:: Work instruction ::
The listing is to be reproduced exactly, excluding its pictures.

*** Recorded data ***

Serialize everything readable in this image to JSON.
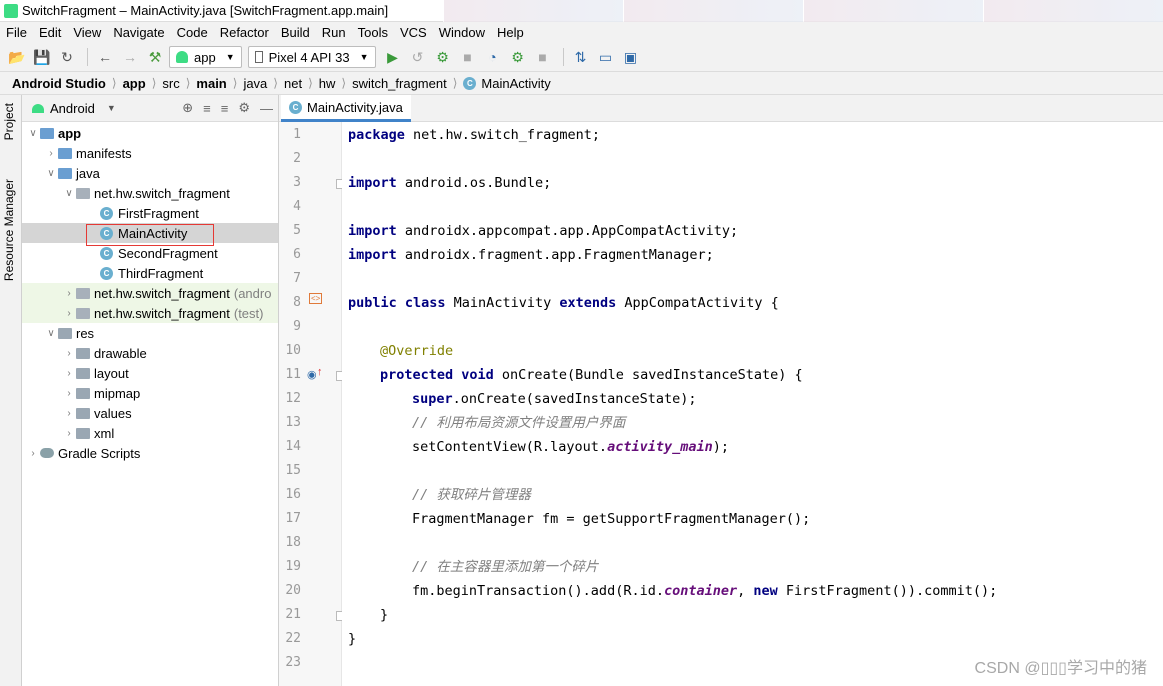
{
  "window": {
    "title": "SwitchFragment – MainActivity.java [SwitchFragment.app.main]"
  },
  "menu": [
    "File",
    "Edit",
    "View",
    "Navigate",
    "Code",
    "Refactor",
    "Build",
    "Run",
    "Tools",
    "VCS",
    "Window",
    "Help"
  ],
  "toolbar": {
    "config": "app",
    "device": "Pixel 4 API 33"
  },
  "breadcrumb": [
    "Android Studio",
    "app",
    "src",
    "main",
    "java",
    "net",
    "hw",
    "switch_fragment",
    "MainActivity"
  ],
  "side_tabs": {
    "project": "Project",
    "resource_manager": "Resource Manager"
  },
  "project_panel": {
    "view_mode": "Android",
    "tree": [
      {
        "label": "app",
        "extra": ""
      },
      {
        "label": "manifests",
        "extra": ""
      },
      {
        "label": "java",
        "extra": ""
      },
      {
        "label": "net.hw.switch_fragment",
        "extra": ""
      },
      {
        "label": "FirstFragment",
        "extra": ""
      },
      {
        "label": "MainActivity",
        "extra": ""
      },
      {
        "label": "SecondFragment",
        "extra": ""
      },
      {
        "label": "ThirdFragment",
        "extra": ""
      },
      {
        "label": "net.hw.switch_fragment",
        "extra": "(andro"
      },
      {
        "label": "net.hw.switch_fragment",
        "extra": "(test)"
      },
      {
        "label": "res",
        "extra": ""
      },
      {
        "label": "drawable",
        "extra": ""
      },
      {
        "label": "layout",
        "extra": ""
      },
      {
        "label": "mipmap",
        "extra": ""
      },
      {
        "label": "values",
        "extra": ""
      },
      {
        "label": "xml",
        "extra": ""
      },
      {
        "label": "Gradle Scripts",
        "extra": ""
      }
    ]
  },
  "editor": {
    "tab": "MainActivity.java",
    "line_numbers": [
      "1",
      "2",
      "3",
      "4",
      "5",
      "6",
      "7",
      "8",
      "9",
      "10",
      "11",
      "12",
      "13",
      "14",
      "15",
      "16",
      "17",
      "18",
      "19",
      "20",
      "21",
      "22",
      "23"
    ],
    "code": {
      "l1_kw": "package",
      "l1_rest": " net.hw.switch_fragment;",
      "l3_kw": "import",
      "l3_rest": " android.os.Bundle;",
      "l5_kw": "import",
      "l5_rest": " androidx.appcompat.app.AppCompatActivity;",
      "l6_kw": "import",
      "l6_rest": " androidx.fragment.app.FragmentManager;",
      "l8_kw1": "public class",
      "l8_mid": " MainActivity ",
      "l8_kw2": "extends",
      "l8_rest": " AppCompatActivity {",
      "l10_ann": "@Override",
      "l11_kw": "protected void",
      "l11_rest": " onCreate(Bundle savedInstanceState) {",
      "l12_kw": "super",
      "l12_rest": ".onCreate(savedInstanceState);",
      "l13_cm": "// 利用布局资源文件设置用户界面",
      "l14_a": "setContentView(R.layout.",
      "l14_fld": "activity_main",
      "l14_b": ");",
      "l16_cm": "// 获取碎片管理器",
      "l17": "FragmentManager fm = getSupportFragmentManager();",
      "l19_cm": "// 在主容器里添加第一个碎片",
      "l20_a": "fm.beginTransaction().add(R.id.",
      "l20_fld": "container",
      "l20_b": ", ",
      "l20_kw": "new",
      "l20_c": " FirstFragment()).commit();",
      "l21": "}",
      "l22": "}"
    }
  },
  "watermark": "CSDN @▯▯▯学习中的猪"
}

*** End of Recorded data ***

:: Result of this task ::
Serialize everything readable in this image to JSON.
{
  "window": {
    "title": "SwitchFragment – MainActivity.java [SwitchFragment.app.main]"
  },
  "menu": [
    "File",
    "Edit",
    "View",
    "Navigate",
    "Code",
    "Refactor",
    "Build",
    "Run",
    "Tools",
    "VCS",
    "Window",
    "Help"
  ],
  "toolbar": {
    "config": "app",
    "device": "Pixel 4 API 33"
  },
  "breadcrumb": [
    "Android Studio",
    "app",
    "src",
    "main",
    "java",
    "net",
    "hw",
    "switch_fragment",
    "MainActivity"
  ],
  "side_tabs": {
    "project": "Project",
    "resource_manager": "Resource Manager"
  },
  "project_panel": {
    "view_mode": "Android",
    "tree": [
      {
        "label": "app",
        "extra": ""
      },
      {
        "label": "manifests",
        "extra": ""
      },
      {
        "label": "java",
        "extra": ""
      },
      {
        "label": "net.hw.switch_fragment",
        "extra": ""
      },
      {
        "label": "FirstFragment",
        "extra": ""
      },
      {
        "label": "MainActivity",
        "extra": ""
      },
      {
        "label": "SecondFragment",
        "extra": ""
      },
      {
        "label": "ThirdFragment",
        "extra": ""
      },
      {
        "label": "net.hw.switch_fragment",
        "extra": "(andro"
      },
      {
        "label": "net.hw.switch_fragment",
        "extra": "(test)"
      },
      {
        "label": "res",
        "extra": ""
      },
      {
        "label": "drawable",
        "extra": ""
      },
      {
        "label": "layout",
        "extra": ""
      },
      {
        "label": "mipmap",
        "extra": ""
      },
      {
        "label": "values",
        "extra": ""
      },
      {
        "label": "xml",
        "extra": ""
      },
      {
        "label": "Gradle Scripts",
        "extra": ""
      }
    ]
  },
  "editor": {
    "tab": "MainActivity.java",
    "line_numbers": [
      "1",
      "2",
      "3",
      "4",
      "5",
      "6",
      "7",
      "8",
      "9",
      "10",
      "11",
      "12",
      "13",
      "14",
      "15",
      "16",
      "17",
      "18",
      "19",
      "20",
      "21",
      "22",
      "23"
    ],
    "code": {
      "l1_kw": "package",
      "l1_rest": " net.hw.switch_fragment;",
      "l3_kw": "import",
      "l3_rest": " android.os.Bundle;",
      "l5_kw": "import",
      "l5_rest": " androidx.appcompat.app.AppCompatActivity;",
      "l6_kw": "import",
      "l6_rest": " androidx.fragment.app.FragmentManager;",
      "l8_kw1": "public class",
      "l8_mid": " MainActivity ",
      "l8_kw2": "extends",
      "l8_rest": " AppCompatActivity {",
      "l10_ann": "@Override",
      "l11_kw": "protected void",
      "l11_rest": " onCreate(Bundle savedInstanceState) {",
      "l12_kw": "super",
      "l12_rest": ".onCreate(savedInstanceState);",
      "l13_cm": "// 利用布局资源文件设置用户界面",
      "l14_a": "setContentView(R.layout.",
      "l14_fld": "activity_main",
      "l14_b": ");",
      "l16_cm": "// 获取碎片管理器",
      "l17": "FragmentManager fm = getSupportFragmentManager();",
      "l19_cm": "// 在主容器里添加第一个碎片",
      "l20_a": "fm.beginTransaction().add(R.id.",
      "l20_fld": "container",
      "l20_b": ", ",
      "l20_kw": "new",
      "l20_c": " FirstFragment()).commit();",
      "l21": "}",
      "l22": "}"
    }
  },
  "watermark": "CSDN @▯▯▯学习中的猪"
}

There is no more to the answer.